##### Record excerpts #####

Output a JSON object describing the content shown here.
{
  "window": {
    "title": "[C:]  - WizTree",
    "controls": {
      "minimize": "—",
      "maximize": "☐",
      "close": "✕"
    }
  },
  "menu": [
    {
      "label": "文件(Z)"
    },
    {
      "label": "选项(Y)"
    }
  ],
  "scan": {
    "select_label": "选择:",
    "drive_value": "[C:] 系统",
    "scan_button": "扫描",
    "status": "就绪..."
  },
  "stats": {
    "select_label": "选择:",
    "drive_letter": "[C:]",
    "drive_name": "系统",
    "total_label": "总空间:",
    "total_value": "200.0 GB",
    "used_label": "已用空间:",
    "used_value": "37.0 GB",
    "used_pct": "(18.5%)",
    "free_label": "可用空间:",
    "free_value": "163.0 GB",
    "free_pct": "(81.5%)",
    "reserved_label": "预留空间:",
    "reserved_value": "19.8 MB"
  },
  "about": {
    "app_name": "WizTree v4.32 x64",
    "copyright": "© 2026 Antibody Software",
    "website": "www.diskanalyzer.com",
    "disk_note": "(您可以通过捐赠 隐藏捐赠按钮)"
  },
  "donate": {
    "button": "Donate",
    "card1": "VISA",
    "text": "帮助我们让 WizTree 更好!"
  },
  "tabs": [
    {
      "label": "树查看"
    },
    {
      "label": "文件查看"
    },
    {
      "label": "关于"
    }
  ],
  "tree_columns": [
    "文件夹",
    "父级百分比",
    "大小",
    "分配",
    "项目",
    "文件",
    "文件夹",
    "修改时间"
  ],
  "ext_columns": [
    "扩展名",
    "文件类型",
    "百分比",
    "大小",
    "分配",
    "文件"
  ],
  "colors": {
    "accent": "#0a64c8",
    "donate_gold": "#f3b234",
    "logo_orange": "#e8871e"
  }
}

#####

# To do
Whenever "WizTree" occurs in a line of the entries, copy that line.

# Exercise output
    "title": "[C:]  - WizTree",
    "app_name": "WizTree v4.32 x64",
    "text": "帮助我们让 WizTree 更好!"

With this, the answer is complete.